┏━━

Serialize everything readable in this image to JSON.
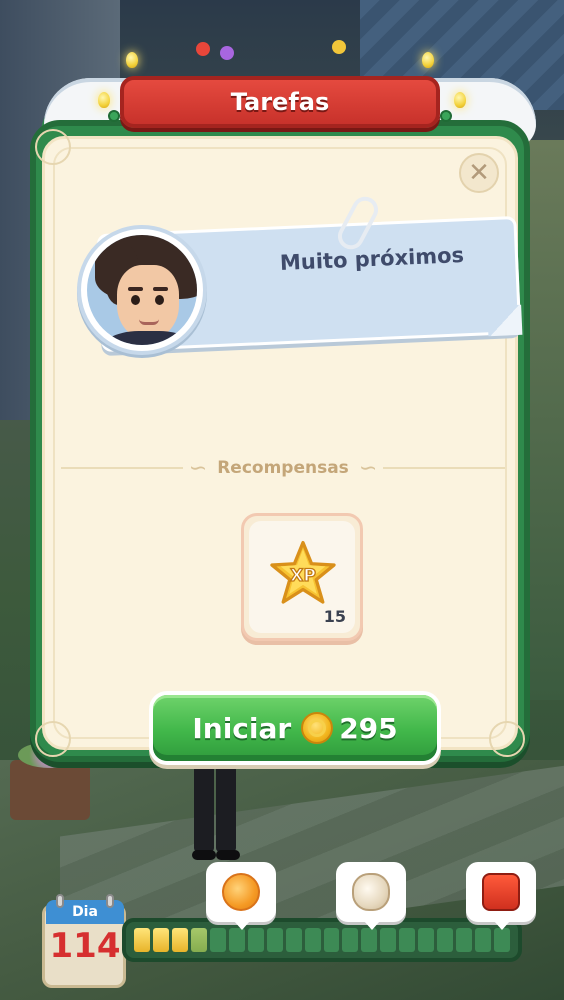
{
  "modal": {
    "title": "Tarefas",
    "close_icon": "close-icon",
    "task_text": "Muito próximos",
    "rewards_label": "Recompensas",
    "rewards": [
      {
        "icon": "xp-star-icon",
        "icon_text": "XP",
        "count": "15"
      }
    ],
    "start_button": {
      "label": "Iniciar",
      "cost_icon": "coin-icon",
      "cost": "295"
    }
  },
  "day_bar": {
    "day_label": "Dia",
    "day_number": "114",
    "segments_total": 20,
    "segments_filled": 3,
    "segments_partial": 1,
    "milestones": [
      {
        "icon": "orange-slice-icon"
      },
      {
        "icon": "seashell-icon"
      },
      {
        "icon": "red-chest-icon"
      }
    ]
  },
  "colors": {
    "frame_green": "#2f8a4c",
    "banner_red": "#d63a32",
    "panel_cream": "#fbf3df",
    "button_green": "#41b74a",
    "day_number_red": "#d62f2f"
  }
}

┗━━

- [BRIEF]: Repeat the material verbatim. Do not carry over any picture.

- [RESPONSE AREA]:
Serialize everything readable in this image to JSON.
{
  "modal": {
    "title": "Tarefas",
    "close_icon": "close-icon",
    "task_text": "Muito próximos",
    "rewards_label": "Recompensas",
    "rewards": [
      {
        "icon": "xp-star-icon",
        "icon_text": "XP",
        "count": "15"
      }
    ],
    "start_button": {
      "label": "Iniciar",
      "cost_icon": "coin-icon",
      "cost": "295"
    }
  },
  "day_bar": {
    "day_label": "Dia",
    "day_number": "114",
    "segments_total": 20,
    "segments_filled": 3,
    "segments_partial": 1,
    "milestones": [
      {
        "icon": "orange-slice-icon"
      },
      {
        "icon": "seashell-icon"
      },
      {
        "icon": "red-chest-icon"
      }
    ]
  },
  "colors": {
    "frame_green": "#2f8a4c",
    "banner_red": "#d63a32",
    "panel_cream": "#fbf3df",
    "button_green": "#41b74a",
    "day_number_red": "#d62f2f"
  }
}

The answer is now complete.